To help pediatricians build their skills in diagnosing and treating behavioral and mental health issues, the ABP provides several Maintenance of Certification (MOC) resources (see below).

Board-certified pediatricians also are working to make a difference by sharing their stories about how to help children with behavioral and mental health challenges.

Dr. Kristin SohlFor example, Kristin Sohl, MD, a pediatrician at the University of Missouri Health Care system, founded ECHO Autism, a virtual learning network of providers. The network offers real-time access to autism and behavioral experts and MOC credit for meaningful participation. She shared her story in the ABP blog with Keith Mann, MD, MEd, ABP Vice President for Continuing Certification.
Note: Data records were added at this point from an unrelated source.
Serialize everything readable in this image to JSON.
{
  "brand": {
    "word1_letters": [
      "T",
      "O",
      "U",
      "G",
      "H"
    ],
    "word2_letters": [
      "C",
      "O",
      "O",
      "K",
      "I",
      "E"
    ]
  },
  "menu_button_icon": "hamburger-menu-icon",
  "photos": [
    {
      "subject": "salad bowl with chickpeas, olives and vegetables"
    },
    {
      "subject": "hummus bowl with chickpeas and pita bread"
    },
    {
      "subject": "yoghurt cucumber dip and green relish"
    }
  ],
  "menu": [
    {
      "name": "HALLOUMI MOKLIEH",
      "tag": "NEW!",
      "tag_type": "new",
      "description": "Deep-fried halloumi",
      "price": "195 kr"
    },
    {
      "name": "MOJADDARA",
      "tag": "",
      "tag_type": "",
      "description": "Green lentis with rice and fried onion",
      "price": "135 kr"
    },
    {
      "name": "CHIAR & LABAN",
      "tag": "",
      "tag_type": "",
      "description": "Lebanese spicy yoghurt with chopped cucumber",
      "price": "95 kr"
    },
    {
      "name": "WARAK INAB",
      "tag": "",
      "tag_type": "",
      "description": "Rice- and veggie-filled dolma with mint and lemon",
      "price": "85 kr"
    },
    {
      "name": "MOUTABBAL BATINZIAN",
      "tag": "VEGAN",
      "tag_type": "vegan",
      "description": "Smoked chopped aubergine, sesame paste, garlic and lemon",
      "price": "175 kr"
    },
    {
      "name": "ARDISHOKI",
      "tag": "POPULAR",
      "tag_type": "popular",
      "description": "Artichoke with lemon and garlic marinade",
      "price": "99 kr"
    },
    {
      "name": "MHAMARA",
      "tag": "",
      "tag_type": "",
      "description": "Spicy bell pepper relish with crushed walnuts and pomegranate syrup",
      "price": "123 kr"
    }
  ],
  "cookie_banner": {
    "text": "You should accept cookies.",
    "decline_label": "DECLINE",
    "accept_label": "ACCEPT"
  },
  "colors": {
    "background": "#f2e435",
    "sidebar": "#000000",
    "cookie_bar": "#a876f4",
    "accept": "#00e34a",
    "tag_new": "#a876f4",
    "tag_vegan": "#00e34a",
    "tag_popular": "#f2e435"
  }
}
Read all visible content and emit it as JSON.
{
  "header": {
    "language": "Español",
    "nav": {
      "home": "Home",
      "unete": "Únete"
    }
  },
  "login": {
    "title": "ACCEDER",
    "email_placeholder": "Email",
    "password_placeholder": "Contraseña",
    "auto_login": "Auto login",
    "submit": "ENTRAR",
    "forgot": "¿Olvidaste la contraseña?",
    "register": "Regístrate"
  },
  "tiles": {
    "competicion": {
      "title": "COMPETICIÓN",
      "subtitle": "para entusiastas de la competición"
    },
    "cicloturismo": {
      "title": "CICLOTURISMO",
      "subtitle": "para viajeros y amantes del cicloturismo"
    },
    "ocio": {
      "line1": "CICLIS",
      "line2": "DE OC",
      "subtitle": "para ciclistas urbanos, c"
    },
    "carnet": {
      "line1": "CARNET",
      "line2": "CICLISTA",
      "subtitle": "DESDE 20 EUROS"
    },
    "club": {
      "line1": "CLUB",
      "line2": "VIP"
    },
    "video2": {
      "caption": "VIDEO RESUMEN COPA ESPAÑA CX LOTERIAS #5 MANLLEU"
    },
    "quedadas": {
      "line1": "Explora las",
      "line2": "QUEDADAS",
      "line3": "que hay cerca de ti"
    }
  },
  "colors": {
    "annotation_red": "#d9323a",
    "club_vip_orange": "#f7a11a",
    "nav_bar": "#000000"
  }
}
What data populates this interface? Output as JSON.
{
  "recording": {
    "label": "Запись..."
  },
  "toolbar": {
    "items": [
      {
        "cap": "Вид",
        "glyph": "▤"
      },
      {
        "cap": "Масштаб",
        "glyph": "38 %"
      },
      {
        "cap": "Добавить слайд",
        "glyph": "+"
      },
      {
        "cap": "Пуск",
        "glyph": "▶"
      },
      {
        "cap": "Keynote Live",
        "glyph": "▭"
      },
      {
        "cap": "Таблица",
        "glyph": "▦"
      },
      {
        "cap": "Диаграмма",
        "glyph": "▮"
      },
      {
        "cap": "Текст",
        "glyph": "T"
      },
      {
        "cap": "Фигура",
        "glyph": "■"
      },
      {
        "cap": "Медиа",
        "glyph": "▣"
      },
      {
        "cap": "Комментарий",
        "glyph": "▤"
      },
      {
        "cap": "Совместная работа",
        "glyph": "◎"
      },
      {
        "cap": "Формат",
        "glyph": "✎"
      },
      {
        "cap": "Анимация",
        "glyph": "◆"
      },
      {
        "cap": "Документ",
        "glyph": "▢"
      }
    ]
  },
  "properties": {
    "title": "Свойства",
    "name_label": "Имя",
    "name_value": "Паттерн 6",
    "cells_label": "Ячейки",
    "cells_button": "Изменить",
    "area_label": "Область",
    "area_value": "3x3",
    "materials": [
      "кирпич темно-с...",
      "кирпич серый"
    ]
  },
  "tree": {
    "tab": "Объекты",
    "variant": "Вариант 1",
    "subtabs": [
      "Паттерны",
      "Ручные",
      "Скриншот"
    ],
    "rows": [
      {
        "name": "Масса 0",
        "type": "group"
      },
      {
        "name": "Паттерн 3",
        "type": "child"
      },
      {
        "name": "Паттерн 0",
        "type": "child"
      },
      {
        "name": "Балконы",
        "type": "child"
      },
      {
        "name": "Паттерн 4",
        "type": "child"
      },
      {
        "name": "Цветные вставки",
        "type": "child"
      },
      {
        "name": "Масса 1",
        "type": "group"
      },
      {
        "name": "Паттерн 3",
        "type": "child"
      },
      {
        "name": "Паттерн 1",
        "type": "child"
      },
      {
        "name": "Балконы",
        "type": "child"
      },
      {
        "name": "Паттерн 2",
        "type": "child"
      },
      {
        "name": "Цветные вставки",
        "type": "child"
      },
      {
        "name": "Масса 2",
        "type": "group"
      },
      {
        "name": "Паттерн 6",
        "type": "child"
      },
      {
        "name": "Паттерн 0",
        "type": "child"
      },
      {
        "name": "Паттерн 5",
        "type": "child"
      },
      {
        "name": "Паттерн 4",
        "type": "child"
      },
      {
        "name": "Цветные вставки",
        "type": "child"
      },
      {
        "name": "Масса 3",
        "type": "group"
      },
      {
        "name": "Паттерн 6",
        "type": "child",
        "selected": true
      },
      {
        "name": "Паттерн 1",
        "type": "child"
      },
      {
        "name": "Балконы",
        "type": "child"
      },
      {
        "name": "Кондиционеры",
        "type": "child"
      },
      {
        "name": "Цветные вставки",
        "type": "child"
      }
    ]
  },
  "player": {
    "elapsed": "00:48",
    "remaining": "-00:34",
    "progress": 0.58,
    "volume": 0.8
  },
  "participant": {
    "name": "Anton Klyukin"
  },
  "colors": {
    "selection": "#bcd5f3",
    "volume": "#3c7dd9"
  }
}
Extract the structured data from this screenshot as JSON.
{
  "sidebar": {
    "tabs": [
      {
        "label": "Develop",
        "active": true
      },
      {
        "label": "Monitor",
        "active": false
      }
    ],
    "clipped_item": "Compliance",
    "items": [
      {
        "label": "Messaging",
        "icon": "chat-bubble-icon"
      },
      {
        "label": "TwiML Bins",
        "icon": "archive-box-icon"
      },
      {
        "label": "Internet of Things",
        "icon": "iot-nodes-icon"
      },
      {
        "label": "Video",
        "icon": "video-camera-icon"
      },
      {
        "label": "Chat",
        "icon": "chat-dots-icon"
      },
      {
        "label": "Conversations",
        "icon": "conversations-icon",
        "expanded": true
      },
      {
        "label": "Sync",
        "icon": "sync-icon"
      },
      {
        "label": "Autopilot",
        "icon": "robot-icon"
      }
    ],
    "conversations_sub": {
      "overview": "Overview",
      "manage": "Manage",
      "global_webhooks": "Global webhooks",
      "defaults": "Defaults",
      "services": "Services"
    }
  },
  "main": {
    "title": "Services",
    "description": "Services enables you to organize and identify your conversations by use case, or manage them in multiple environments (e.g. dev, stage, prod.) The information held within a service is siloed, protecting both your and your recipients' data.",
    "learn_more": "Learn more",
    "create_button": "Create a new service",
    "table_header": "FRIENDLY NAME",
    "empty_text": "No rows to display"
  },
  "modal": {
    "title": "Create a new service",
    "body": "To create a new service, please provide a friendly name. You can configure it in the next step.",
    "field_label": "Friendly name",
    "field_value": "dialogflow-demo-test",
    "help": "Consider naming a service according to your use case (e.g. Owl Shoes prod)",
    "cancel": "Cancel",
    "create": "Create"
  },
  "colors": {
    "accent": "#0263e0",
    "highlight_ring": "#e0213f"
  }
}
Dr. Eugenia ChanEugenia Chan, MD, MPH, Assistant Professor of Pediatrics at Harvard Medical School and an attending physician in the Division of Developmental Medicine at Boston Children’s Hospital, spoke with Dr. Leslie in October about the role of quality improvement (QI) in developmental-behavioral pediatrics and addressing stigma in mental health care.

Video conversations with Drs. Sohl and Chan and related MOC projects can be found on the ABP blog at bit.ly/sohl-autism and bit.ly/chan-qi. Additional behavioral and mental health resources during the coronavirus pandemic can be found at bit.ly/covid-bmh.

Maintenance of Certification (MOC) resources

MOC Part 2 Self-Assessments:
Emotional Health and Resilience for Patients and Families with Chronic Pediatric Conditions; Adolescent Substance Abuse; Attention Deficit and Hyperactivity Disorder; Youth Suicide Prevention (in ABP Portfolio)

MOC Part 2 Question of the Week:
Targeted questions on mental health and racism (www.abp.org/content/question-week-qow)

MOC Part 4 Performance Improvement Modules:
Developmental and Behavioral Screening; Initial Diagnosis of Attention Deficit Hyperactivity Disorder; Follow-up Care of Pediatric Patients with Attention Deficit Hyperactivity Disorder; Screening for Adolescent Depression (in ABP Portfolio)

MOC Part 4 Exemplar Projects:
Examples of outstanding quality improvement (QI) projects that pediatricians can adapt to their practice (blog.abp.org)


1Norris T, Well Being Trust. Framework for Excellence informing COVID-19 response to flatten the 2nd curve and lay a foundation for long-term recovery. www.wellbeingtrust.org/news/flattening-the-2nd-curve. Accessed Dec. 17, 2020.

2Green C, Leyenaar JK, Turner AL, Leslie LK. Competency of future pediatricians caring for children with behavioral and mental health problems. Pediatrics Jul 2020, 146 (1) e20192884; doi: 10.1542/peds.2019-2884.